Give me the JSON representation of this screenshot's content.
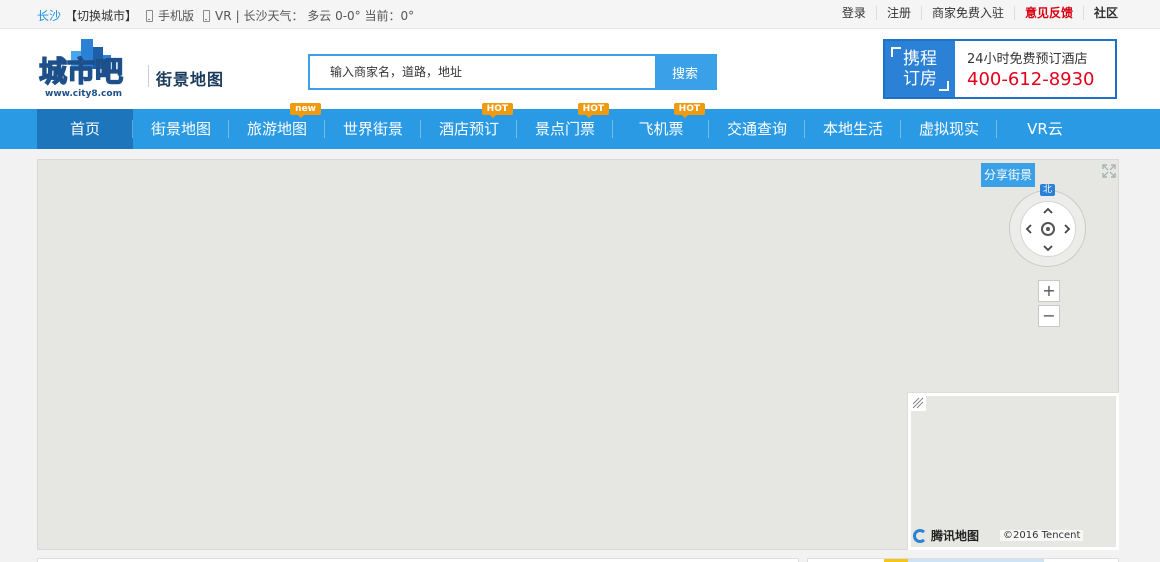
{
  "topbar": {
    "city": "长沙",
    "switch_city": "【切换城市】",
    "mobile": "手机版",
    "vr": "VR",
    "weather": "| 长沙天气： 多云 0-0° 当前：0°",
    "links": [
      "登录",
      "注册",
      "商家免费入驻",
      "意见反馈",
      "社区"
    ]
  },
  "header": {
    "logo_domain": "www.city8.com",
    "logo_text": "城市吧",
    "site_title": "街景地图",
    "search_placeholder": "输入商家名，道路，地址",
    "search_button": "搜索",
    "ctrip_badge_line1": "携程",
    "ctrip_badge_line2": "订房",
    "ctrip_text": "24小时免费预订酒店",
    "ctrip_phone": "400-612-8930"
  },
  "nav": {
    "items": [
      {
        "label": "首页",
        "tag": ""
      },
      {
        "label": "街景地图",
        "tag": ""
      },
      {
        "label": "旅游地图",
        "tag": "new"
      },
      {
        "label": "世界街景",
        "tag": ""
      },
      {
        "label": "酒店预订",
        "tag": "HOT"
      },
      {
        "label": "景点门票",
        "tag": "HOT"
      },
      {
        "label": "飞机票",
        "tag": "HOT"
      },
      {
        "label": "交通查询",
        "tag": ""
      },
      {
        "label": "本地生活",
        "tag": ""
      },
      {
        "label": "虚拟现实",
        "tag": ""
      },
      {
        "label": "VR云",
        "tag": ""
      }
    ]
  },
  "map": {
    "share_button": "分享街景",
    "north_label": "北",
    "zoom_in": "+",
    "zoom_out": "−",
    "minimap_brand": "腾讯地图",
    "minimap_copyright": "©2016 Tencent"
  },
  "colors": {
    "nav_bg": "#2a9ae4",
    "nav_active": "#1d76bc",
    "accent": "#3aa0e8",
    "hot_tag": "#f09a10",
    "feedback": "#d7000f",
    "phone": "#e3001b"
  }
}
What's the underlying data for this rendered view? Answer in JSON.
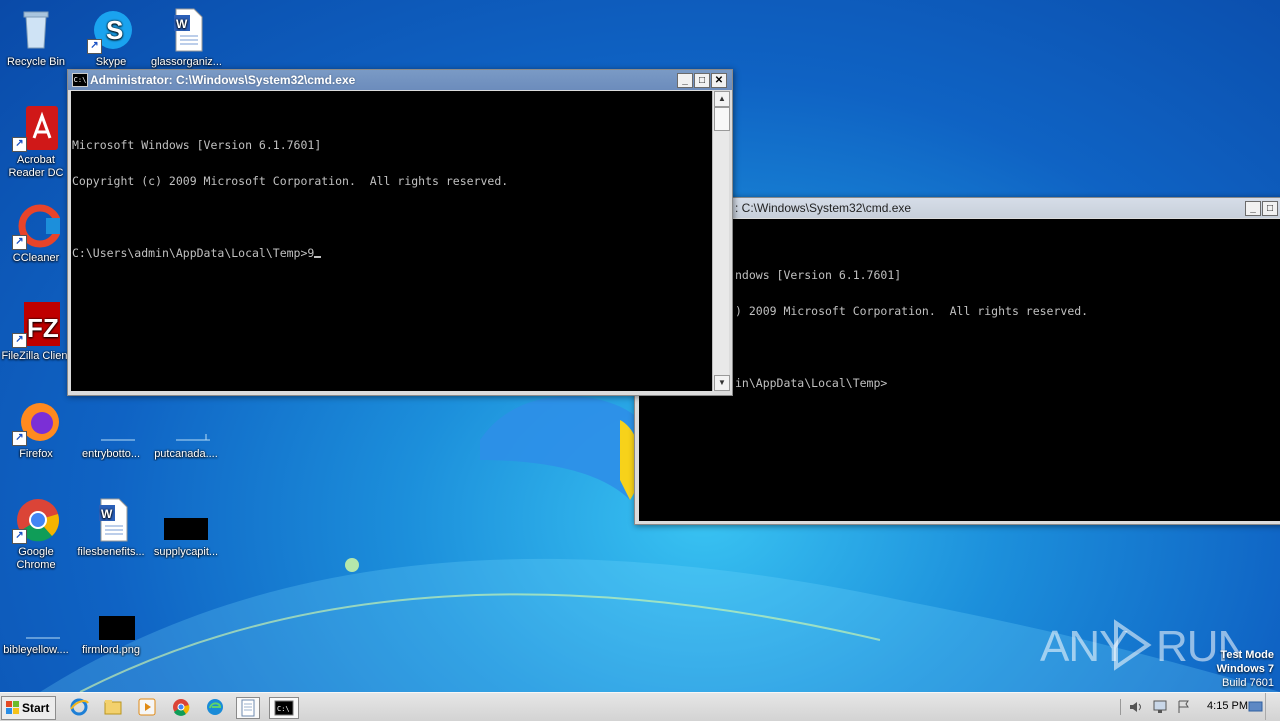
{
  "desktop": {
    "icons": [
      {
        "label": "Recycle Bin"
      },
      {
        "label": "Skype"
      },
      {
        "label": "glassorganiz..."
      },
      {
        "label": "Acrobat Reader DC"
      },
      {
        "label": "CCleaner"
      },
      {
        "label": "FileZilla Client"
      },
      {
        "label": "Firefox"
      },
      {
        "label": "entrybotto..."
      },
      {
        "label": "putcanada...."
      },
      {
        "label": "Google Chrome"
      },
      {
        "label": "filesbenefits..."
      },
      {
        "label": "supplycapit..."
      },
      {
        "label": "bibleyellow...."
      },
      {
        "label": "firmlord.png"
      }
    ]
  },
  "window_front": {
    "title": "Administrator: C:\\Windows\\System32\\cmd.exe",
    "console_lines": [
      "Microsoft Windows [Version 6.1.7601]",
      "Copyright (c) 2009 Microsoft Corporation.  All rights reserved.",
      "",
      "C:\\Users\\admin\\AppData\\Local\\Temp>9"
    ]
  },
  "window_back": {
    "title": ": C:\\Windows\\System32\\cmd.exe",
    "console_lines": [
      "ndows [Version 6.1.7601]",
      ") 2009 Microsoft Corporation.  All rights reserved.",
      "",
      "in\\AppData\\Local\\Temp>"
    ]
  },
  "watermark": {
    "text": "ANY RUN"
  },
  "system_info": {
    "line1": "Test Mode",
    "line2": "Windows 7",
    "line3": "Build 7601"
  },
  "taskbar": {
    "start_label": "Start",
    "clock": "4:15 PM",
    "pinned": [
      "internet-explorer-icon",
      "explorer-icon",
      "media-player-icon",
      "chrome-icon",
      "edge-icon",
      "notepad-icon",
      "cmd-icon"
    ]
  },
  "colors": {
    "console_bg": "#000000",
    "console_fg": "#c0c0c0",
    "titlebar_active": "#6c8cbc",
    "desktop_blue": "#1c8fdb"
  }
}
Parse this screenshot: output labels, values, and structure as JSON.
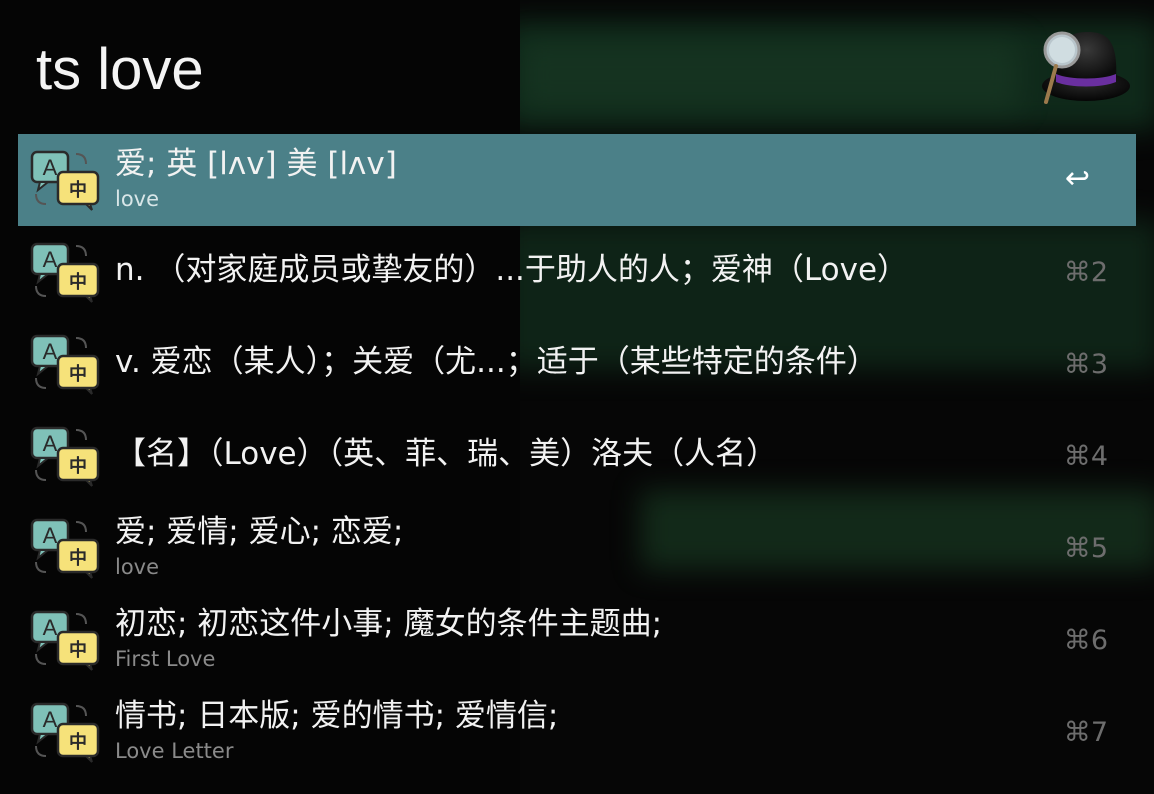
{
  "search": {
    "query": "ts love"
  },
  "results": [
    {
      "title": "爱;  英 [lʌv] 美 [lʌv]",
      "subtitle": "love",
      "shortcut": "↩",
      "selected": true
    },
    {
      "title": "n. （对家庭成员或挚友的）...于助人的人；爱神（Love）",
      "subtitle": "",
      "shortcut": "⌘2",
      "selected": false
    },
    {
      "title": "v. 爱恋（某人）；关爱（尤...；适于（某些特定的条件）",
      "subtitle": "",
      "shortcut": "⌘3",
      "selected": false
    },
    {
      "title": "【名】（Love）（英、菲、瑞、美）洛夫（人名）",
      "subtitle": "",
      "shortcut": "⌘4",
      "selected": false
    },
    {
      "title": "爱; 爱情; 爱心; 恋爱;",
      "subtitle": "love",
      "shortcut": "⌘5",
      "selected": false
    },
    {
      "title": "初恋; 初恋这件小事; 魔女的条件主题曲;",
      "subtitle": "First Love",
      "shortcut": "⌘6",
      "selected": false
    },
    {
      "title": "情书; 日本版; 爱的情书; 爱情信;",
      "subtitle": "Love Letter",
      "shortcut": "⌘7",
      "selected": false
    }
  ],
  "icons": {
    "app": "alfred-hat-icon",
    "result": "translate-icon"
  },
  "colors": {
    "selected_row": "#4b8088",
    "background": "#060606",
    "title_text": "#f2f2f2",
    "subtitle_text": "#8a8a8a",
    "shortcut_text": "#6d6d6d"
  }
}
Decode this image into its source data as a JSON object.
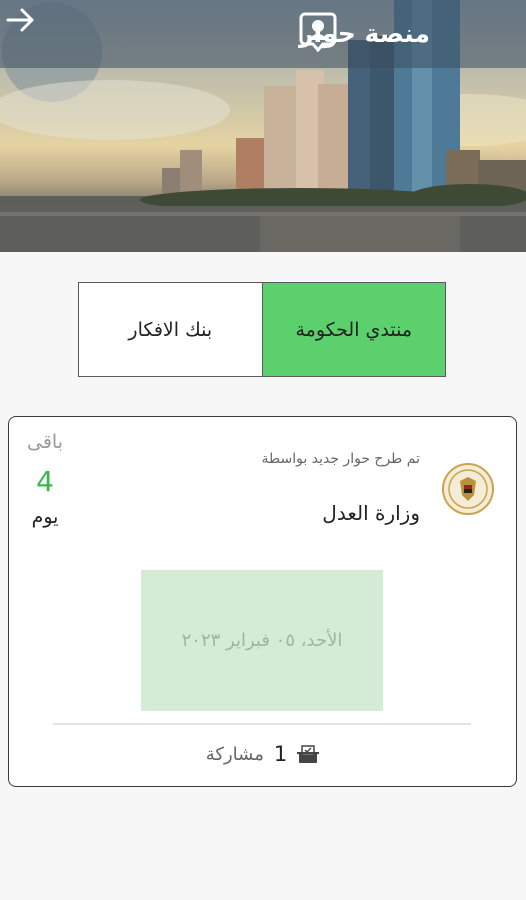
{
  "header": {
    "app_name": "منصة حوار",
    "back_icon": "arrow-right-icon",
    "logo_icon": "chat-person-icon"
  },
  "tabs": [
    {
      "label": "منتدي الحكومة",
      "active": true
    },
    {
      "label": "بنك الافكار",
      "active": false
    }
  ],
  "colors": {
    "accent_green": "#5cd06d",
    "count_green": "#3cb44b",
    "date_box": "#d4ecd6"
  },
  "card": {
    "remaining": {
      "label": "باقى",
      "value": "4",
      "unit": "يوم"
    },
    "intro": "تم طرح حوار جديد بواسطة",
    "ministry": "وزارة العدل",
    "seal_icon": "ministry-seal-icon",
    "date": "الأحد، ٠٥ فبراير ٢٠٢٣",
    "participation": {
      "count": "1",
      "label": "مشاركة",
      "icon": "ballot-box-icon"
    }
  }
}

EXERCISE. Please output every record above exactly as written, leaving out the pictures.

TASK SOLUTION.
Give me the JSON representation of this screenshot's content.
{
  "topbar": {
    "city": "长沙",
    "switch_city": "【切换城市】",
    "mobile": "手机版",
    "vr": "VR",
    "weather": "| 长沙天气： 多云 0-0° 当前：0°",
    "links": [
      "登录",
      "注册",
      "商家免费入驻",
      "意见反馈",
      "社区"
    ]
  },
  "header": {
    "logo_domain": "www.city8.com",
    "logo_text": "城市吧",
    "site_title": "街景地图",
    "search_placeholder": "输入商家名，道路，地址",
    "search_button": "搜索",
    "ctrip_badge_line1": "携程",
    "ctrip_badge_line2": "订房",
    "ctrip_text": "24小时免费预订酒店",
    "ctrip_phone": "400-612-8930"
  },
  "nav": {
    "items": [
      {
        "label": "首页",
        "tag": ""
      },
      {
        "label": "街景地图",
        "tag": ""
      },
      {
        "label": "旅游地图",
        "tag": "new"
      },
      {
        "label": "世界街景",
        "tag": ""
      },
      {
        "label": "酒店预订",
        "tag": "HOT"
      },
      {
        "label": "景点门票",
        "tag": "HOT"
      },
      {
        "label": "飞机票",
        "tag": "HOT"
      },
      {
        "label": "交通查询",
        "tag": ""
      },
      {
        "label": "本地生活",
        "tag": ""
      },
      {
        "label": "虚拟现实",
        "tag": ""
      },
      {
        "label": "VR云",
        "tag": ""
      }
    ]
  },
  "map": {
    "share_button": "分享街景",
    "north_label": "北",
    "zoom_in": "+",
    "zoom_out": "−",
    "minimap_brand": "腾讯地图",
    "minimap_copyright": "©2016 Tencent"
  },
  "colors": {
    "nav_bg": "#2a9ae4",
    "nav_active": "#1d76bc",
    "accent": "#3aa0e8",
    "hot_tag": "#f09a10",
    "feedback": "#d7000f",
    "phone": "#e3001b"
  }
}
What's the underlying data for this rendered view? Answer in JSON.
{
  "desktop": {
    "icons": [
      {
        "label": "Recycle Bin"
      },
      {
        "label": "Skype"
      },
      {
        "label": "glassorganiz..."
      },
      {
        "label": "Acrobat Reader DC"
      },
      {
        "label": "CCleaner"
      },
      {
        "label": "FileZilla Client"
      },
      {
        "label": "Firefox"
      },
      {
        "label": "entrybotto..."
      },
      {
        "label": "putcanada...."
      },
      {
        "label": "Google Chrome"
      },
      {
        "label": "filesbenefits..."
      },
      {
        "label": "supplycapit..."
      },
      {
        "label": "bibleyellow...."
      },
      {
        "label": "firmlord.png"
      }
    ]
  },
  "window_front": {
    "title": "Administrator: C:\\Windows\\System32\\cmd.exe",
    "console_lines": [
      "Microsoft Windows [Version 6.1.7601]",
      "Copyright (c) 2009 Microsoft Corporation.  All rights reserved.",
      "",
      "C:\\Users\\admin\\AppData\\Local\\Temp>9"
    ]
  },
  "window_back": {
    "title": ": C:\\Windows\\System32\\cmd.exe",
    "console_lines": [
      "ndows [Version 6.1.7601]",
      ") 2009 Microsoft Corporation.  All rights reserved.",
      "",
      "in\\AppData\\Local\\Temp>"
    ]
  },
  "watermark": {
    "text": "ANY RUN"
  },
  "system_info": {
    "line1": "Test Mode",
    "line2": "Windows 7",
    "line3": "Build 7601"
  },
  "taskbar": {
    "start_label": "Start",
    "clock": "4:15 PM",
    "pinned": [
      "internet-explorer-icon",
      "explorer-icon",
      "media-player-icon",
      "chrome-icon",
      "edge-icon",
      "notepad-icon",
      "cmd-icon"
    ]
  },
  "colors": {
    "console_bg": "#000000",
    "console_fg": "#c0c0c0",
    "titlebar_active": "#6c8cbc",
    "desktop_blue": "#1c8fdb"
  }
}
Parse this screenshot: output labels, values, and structure as JSON.
{
  "search": {
    "query": "ts love"
  },
  "results": [
    {
      "title": "爱;  英 [lʌv] 美 [lʌv]",
      "subtitle": "love",
      "shortcut": "↩",
      "selected": true
    },
    {
      "title": "n. （对家庭成员或挚友的）...于助人的人；爱神（Love）",
      "subtitle": "",
      "shortcut": "⌘2",
      "selected": false
    },
    {
      "title": "v. 爱恋（某人）；关爱（尤...；适于（某些特定的条件）",
      "subtitle": "",
      "shortcut": "⌘3",
      "selected": false
    },
    {
      "title": "【名】（Love）（英、菲、瑞、美）洛夫（人名）",
      "subtitle": "",
      "shortcut": "⌘4",
      "selected": false
    },
    {
      "title": "爱; 爱情; 爱心; 恋爱;",
      "subtitle": "love",
      "shortcut": "⌘5",
      "selected": false
    },
    {
      "title": "初恋; 初恋这件小事; 魔女的条件主题曲;",
      "subtitle": "First Love",
      "shortcut": "⌘6",
      "selected": false
    },
    {
      "title": "情书; 日本版; 爱的情书; 爱情信;",
      "subtitle": "Love Letter",
      "shortcut": "⌘7",
      "selected": false
    }
  ],
  "icons": {
    "app": "alfred-hat-icon",
    "result": "translate-icon"
  },
  "colors": {
    "selected_row": "#4b8088",
    "background": "#060606",
    "title_text": "#f2f2f2",
    "subtitle_text": "#8a8a8a",
    "shortcut_text": "#6d6d6d"
  }
}
Decode this image into its source data as a JSON object.
{
  "header": {
    "app_name": "منصة حوار",
    "back_icon": "arrow-right-icon",
    "logo_icon": "chat-person-icon"
  },
  "tabs": [
    {
      "label": "منتدي الحكومة",
      "active": true
    },
    {
      "label": "بنك الافكار",
      "active": false
    }
  ],
  "colors": {
    "accent_green": "#5cd06d",
    "count_green": "#3cb44b",
    "date_box": "#d4ecd6"
  },
  "card": {
    "remaining": {
      "label": "باقى",
      "value": "4",
      "unit": "يوم"
    },
    "intro": "تم طرح حوار جديد بواسطة",
    "ministry": "وزارة العدل",
    "seal_icon": "ministry-seal-icon",
    "date": "الأحد، ٠٥ فبراير ٢٠٢٣",
    "participation": {
      "count": "1",
      "label": "مشاركة",
      "icon": "ballot-box-icon"
    }
  }
}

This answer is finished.